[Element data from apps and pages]
-- -- --

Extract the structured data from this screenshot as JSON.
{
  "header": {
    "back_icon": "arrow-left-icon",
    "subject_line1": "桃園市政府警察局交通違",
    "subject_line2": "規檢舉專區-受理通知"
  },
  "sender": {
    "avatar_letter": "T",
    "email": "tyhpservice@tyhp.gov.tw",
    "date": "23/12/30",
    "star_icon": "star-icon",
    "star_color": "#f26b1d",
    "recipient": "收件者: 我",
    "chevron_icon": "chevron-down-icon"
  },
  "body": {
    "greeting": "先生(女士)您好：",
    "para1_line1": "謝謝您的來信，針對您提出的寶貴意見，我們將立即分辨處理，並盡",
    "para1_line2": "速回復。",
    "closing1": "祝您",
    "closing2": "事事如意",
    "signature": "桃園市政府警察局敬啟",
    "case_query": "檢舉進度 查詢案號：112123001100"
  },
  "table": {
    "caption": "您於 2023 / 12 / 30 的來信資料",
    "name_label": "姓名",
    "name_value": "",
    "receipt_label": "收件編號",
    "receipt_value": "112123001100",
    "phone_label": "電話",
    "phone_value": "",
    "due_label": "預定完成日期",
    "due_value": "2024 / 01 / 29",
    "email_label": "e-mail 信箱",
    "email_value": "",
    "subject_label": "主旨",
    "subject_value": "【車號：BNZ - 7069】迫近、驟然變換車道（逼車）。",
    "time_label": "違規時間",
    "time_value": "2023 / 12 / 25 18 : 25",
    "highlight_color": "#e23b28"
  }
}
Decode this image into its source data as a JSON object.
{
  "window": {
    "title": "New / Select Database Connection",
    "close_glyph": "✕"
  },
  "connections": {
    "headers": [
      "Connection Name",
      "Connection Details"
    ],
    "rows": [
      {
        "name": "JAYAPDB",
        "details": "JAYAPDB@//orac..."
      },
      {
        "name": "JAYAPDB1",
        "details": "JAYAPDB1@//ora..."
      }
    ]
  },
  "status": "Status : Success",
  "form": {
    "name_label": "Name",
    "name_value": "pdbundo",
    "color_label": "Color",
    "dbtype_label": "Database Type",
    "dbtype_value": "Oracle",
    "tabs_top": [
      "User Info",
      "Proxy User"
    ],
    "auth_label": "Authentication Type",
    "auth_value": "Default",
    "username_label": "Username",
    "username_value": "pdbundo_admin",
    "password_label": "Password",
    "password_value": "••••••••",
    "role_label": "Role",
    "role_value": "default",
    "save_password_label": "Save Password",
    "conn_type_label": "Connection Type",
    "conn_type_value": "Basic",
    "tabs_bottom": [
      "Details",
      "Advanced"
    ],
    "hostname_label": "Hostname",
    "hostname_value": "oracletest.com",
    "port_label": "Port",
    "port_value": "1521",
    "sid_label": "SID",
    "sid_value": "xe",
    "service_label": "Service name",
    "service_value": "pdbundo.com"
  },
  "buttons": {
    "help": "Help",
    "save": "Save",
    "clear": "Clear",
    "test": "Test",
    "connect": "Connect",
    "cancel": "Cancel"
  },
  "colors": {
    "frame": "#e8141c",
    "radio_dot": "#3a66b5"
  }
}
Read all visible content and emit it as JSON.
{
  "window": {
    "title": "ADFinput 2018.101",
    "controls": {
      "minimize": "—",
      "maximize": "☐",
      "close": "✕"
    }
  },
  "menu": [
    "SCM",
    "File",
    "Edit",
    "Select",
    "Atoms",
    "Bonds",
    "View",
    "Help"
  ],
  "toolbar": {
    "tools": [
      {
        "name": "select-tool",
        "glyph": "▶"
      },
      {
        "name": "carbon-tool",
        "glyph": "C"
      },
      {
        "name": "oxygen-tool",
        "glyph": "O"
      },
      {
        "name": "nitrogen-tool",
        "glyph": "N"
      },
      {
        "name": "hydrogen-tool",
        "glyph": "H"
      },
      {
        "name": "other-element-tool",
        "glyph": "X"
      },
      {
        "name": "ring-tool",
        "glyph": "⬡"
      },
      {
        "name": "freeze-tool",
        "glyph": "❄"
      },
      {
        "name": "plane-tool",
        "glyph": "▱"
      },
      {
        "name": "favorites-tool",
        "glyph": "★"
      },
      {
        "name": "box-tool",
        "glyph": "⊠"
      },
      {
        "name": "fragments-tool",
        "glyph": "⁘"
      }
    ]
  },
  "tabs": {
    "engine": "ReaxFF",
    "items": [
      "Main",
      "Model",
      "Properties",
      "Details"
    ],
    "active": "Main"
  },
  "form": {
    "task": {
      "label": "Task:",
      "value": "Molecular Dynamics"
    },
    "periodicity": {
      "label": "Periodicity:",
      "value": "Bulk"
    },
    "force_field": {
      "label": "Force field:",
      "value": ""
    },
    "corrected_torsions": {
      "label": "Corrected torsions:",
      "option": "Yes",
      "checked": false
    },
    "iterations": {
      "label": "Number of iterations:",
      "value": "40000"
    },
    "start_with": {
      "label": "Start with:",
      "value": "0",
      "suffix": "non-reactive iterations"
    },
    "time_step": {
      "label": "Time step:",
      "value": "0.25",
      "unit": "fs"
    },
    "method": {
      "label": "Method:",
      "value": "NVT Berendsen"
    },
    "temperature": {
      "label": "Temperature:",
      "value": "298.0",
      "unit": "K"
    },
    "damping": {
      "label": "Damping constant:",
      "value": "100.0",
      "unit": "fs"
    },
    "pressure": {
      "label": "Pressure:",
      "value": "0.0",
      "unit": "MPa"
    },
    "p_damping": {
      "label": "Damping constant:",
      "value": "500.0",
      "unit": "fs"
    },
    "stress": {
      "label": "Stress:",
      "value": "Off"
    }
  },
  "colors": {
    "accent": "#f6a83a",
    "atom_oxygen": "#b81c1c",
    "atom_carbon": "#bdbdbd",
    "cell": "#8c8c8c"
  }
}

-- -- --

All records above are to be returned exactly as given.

Extract the structured data from this screenshot as JSON.
{
  "header": {
    "back_icon": "arrow-left-icon",
    "subject_line1": "桃園市政府警察局交通違",
    "subject_line2": "規檢舉專區-受理通知"
  },
  "sender": {
    "avatar_letter": "T",
    "email": "tyhpservice@tyhp.gov.tw",
    "date": "23/12/30",
    "star_icon": "star-icon",
    "star_color": "#f26b1d",
    "recipient": "收件者: 我",
    "chevron_icon": "chevron-down-icon"
  },
  "body": {
    "greeting": "先生(女士)您好：",
    "para1_line1": "謝謝您的來信，針對您提出的寶貴意見，我們將立即分辨處理，並盡",
    "para1_line2": "速回復。",
    "closing1": "祝您",
    "closing2": "事事如意",
    "signature": "桃園市政府警察局敬啟",
    "case_query": "檢舉進度 查詢案號：112123001100"
  },
  "table": {
    "caption": "您於 2023 / 12 / 30 的來信資料",
    "name_label": "姓名",
    "name_value": "",
    "receipt_label": "收件編號",
    "receipt_value": "112123001100",
    "phone_label": "電話",
    "phone_value": "",
    "due_label": "預定完成日期",
    "due_value": "2024 / 01 / 29",
    "email_label": "e-mail 信箱",
    "email_value": "",
    "subject_label": "主旨",
    "subject_value": "【車號：BNZ - 7069】迫近、驟然變換車道（逼車）。",
    "time_label": "違規時間",
    "time_value": "2023 / 12 / 25 18 : 25",
    "highlight_color": "#e23b28"
  }
}
Decode this image into its source data as a JSON object.
{
  "window": {
    "title": "New / Select Database Connection",
    "close_glyph": "✕"
  },
  "connections": {
    "headers": [
      "Connection Name",
      "Connection Details"
    ],
    "rows": [
      {
        "name": "JAYAPDB",
        "details": "JAYAPDB@//orac..."
      },
      {
        "name": "JAYAPDB1",
        "details": "JAYAPDB1@//ora..."
      }
    ]
  },
  "status": "Status : Success",
  "form": {
    "name_label": "Name",
    "name_value": "pdbundo",
    "color_label": "Color",
    "dbtype_label": "Database Type",
    "dbtype_value": "Oracle",
    "tabs_top": [
      "User Info",
      "Proxy User"
    ],
    "auth_label": "Authentication Type",
    "auth_value": "Default",
    "username_label": "Username",
    "username_value": "pdbundo_admin",
    "password_label": "Password",
    "password_value": "••••••••",
    "role_label": "Role",
    "role_value": "default",
    "save_password_label": "Save Password",
    "conn_type_label": "Connection Type",
    "conn_type_value": "Basic",
    "tabs_bottom": [
      "Details",
      "Advanced"
    ],
    "hostname_label": "Hostname",
    "hostname_value": "oracletest.com",
    "port_label": "Port",
    "port_value": "1521",
    "sid_label": "SID",
    "sid_value": "xe",
    "service_label": "Service name",
    "service_value": "pdbundo.com"
  },
  "buttons": {
    "help": "Help",
    "save": "Save",
    "clear": "Clear",
    "test": "Test",
    "connect": "Connect",
    "cancel": "Cancel"
  },
  "colors": {
    "frame": "#e8141c",
    "radio_dot": "#3a66b5"
  }
}
Read all visible content and emit it as JSON.
{
  "window": {
    "title": "ADFinput 2018.101",
    "controls": {
      "minimize": "—",
      "maximize": "☐",
      "close": "✕"
    }
  },
  "menu": [
    "SCM",
    "File",
    "Edit",
    "Select",
    "Atoms",
    "Bonds",
    "View",
    "Help"
  ],
  "toolbar": {
    "tools": [
      {
        "name": "select-tool",
        "glyph": "▶"
      },
      {
        "name": "carbon-tool",
        "glyph": "C"
      },
      {
        "name": "oxygen-tool",
        "glyph": "O"
      },
      {
        "name": "nitrogen-tool",
        "glyph": "N"
      },
      {
        "name": "hydrogen-tool",
        "glyph": "H"
      },
      {
        "name": "other-element-tool",
        "glyph": "X"
      },
      {
        "name": "ring-tool",
        "glyph": "⬡"
      },
      {
        "name": "freeze-tool",
        "glyph": "❄"
      },
      {
        "name": "plane-tool",
        "glyph": "▱"
      },
      {
        "name": "favorites-tool",
        "glyph": "★"
      },
      {
        "name": "box-tool",
        "glyph": "⊠"
      },
      {
        "name": "fragments-tool",
        "glyph": "⁘"
      }
    ]
  },
  "tabs": {
    "engine": "ReaxFF",
    "items": [
      "Main",
      "Model",
      "Properties",
      "Details"
    ],
    "active": "Main"
  },
  "form": {
    "task": {
      "label": "Task:",
      "value": "Molecular Dynamics"
    },
    "periodicity": {
      "label": "Periodicity:",
      "value": "Bulk"
    },
    "force_field": {
      "label": "Force field:",
      "value": ""
    },
    "corrected_torsions": {
      "label": "Corrected torsions:",
      "option": "Yes",
      "checked": false
    },
    "iterations": {
      "label": "Number of iterations:",
      "value": "40000"
    },
    "start_with": {
      "label": "Start with:",
      "value": "0",
      "suffix": "non-reactive iterations"
    },
    "time_step": {
      "label": "Time step:",
      "value": "0.25",
      "unit": "fs"
    },
    "method": {
      "label": "Method:",
      "value": "NVT Berendsen"
    },
    "temperature": {
      "label": "Temperature:",
      "value": "298.0",
      "unit": "K"
    },
    "damping": {
      "label": "Damping constant:",
      "value": "100.0",
      "unit": "fs"
    },
    "pressure": {
      "label": "Pressure:",
      "value": "0.0",
      "unit": "MPa"
    },
    "p_damping": {
      "label": "Damping constant:",
      "value": "500.0",
      "unit": "fs"
    },
    "stress": {
      "label": "Stress:",
      "value": "Off"
    }
  },
  "colors": {
    "accent": "#f6a83a",
    "atom_oxygen": "#b81c1c",
    "atom_carbon": "#bdbdbd",
    "cell": "#8c8c8c"
  }
}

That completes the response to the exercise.